Page and application data records
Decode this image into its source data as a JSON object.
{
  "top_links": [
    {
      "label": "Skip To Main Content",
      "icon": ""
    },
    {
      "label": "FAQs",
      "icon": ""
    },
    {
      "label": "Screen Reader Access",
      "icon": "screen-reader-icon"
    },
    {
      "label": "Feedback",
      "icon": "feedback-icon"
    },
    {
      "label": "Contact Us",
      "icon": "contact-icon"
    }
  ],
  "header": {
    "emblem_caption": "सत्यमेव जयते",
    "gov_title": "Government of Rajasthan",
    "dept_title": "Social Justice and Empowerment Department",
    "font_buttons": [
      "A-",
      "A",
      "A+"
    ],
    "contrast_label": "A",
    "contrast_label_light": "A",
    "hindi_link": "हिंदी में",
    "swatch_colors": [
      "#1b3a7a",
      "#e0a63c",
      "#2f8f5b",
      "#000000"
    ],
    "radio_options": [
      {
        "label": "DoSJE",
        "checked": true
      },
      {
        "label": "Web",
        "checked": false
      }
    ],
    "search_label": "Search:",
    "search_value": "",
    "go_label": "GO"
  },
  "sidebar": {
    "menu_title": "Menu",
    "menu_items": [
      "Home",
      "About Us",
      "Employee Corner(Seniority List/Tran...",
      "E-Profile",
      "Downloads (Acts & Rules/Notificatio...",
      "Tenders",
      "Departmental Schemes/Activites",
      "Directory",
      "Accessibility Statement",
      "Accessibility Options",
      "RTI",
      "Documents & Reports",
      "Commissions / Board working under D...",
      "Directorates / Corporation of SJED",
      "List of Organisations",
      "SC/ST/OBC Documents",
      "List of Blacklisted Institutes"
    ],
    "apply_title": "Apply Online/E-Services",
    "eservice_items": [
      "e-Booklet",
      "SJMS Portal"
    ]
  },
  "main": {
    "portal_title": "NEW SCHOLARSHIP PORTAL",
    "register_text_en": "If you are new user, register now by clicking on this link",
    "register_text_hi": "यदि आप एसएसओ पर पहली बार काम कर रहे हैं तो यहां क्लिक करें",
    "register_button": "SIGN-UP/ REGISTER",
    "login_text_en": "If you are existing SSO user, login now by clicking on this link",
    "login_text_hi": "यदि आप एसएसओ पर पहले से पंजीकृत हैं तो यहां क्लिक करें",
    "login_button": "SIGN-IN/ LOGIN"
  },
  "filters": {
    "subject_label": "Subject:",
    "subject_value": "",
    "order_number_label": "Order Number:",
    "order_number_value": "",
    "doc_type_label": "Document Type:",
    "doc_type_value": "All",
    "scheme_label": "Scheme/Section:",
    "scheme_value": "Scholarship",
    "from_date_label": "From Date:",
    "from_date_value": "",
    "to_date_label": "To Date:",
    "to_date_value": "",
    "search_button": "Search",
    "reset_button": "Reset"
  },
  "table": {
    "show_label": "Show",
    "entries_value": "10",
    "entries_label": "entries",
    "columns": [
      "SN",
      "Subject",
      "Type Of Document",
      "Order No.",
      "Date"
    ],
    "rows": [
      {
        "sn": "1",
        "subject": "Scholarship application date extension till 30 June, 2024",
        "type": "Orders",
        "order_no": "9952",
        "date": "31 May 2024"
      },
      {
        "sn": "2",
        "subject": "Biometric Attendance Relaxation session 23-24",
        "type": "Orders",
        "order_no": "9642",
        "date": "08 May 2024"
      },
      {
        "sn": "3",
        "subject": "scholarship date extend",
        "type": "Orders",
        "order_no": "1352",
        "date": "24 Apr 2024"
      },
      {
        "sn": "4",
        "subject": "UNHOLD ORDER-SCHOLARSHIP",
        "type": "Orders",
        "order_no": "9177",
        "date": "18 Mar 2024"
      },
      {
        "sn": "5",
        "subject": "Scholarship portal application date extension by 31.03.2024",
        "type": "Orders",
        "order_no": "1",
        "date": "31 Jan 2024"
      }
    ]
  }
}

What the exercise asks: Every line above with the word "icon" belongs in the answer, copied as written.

Answer below:
      "icon": ""
      "icon": ""
      "icon": "screen-reader-icon"
      "icon": "feedback-icon"
      "icon": "contact-icon"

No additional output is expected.